I’m excited to come see shows at Little Island, while overlooking a sunset on the Hudson. I know that the build-out was controversial, but I’m thankful for donors like Diller who have dreams for the city and the funding to see them into fruition. I think that this idea was beautifully realized and will be a welcome addition to the ever-expanding west side of the city for many decades to come (or at least 20 years!).
Only open from Memorial Day to Labor Day, this ferry-only accessible island is New York’s summer playground – literally. It is 172 acres of gardens, lawns, rolling hills, recreation areas, playgrounds, and concessions. You could spend the day lounging in a hammock overlooking a garden of lavender and butterflies, or you could bring your friends out for a day-long championship of ultimate frisbee, or you could take a date and picnic on a lawn overlooking Manhattan, or you could geek out on American History by scouting out all of the historical plaques, buildings, and museums, or you could bring your family and slide down New York City’s longest slide (57 feet!), or you could simply hang out at the Island Oyster Bar and while the day away with cocktails and oysters. Whatever you decide to do, Governors Island is relaxing, rejuvenating, beautiful, picturesque, and loads of fun.
When I think of summer, I think of lazy days by the water, cocktails, BBQ, music festivals (and the seemingly endless sessions for waxing, am I right?) Before moving to New York City, I hadn’t imagined spending a summer day on a lobster boat, but when I learned that I could soak up some sun, binge on oysters, lobster, crab legs, and shrimp, sip frosé, and sail the Hudson all at the SAME TIME? I’m in!
However you see it, Brooklyn has a ton of pride and personality. The style is vintage. The real-estate is brownstones. The pizza is authentic. The culture is conscious. The waterfront is unparalleled.
Taking the D Train to the end of the line takes 45 minutes from Midtown Manhattan. Bobbing up above ground … More
Should I Come to New York in 2021? YESSSS!!!! I finally get to update this announcement! If you live in the U.S.A., then go get your vaccine and come visit! As of April 1, quarantine and testing will no longer be mandated. Quarantining for a few days is still recommended, but we are reaching the end of the formal testing, paperwork, and quarantines for domestic travelers! Huzzah!
We’ll try to harness the “Luck of the Irish” this week. It made me question where this phrase originated. We may think of our St. Patrick’s Day visions of leprechauns, pots of gold at the end of the rainbow, and other superstitions. And, yes, Ireland has a good amount of superstition and folklore. However, when you look at the real history of the Irish, luck doesn’t seem to be on their side. The Great Famine, slave labor, racial slurs, English betrayal and genocide, disease, poverty – I mean – things have been pretty bleak. So, how did it come to be?

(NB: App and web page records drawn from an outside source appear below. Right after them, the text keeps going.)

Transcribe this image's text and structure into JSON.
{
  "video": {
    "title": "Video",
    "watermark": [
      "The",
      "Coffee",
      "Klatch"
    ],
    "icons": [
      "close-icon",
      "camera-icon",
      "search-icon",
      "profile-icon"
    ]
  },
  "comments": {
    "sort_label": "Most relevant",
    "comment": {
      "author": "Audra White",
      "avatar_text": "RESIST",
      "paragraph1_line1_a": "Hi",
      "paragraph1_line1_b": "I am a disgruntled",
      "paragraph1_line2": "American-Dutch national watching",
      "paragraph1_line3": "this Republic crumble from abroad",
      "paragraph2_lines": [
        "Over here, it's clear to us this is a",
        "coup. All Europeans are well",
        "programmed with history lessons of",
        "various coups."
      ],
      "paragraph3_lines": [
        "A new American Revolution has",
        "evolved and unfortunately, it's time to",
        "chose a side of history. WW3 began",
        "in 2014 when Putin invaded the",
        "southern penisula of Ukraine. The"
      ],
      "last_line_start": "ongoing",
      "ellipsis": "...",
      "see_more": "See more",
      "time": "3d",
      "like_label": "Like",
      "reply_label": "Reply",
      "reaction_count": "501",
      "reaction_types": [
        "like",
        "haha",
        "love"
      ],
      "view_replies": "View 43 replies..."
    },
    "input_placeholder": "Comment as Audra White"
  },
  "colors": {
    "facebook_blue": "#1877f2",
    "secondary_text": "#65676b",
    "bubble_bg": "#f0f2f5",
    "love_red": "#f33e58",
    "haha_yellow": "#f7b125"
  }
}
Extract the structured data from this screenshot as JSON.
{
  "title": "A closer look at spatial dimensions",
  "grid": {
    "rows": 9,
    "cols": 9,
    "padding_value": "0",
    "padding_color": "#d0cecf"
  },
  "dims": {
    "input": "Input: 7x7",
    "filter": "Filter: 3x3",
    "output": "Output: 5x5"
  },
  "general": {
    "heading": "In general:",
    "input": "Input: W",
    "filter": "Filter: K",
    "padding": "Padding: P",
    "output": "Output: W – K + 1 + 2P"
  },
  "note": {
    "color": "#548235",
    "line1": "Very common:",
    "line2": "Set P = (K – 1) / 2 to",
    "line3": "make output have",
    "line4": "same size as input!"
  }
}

On International Women’s Day, and during Women’s History Month, I’m reminded of Holly Golightly. I know that in our modern world, women are supposed to be always fiercely independent, competent, smart, outgoing, and fully-together feminist badasses. And, trust me…Most of us are exactly that.
But, I think that most of us also feel that unpopular feeling of insecurity, fear, and restlessness. I think we struggle with the mean reds, crafting our identity, fighting against the “lane” that society has chosen for us, and forcing the world to see us for our successes instead of our bodies.
The Statue of Liberty, Fifth Avenue, The World Trade Center, The Empire State Building, and The West Village. Is anything more quintessential New York? The West Village (“Greenwich Village”) is a beloved neighborhood in Manhattan that stems from a progressive place to one of historic preservation and prosperity. Why is it so beloved? Why is it preserved? And, does it still resonate?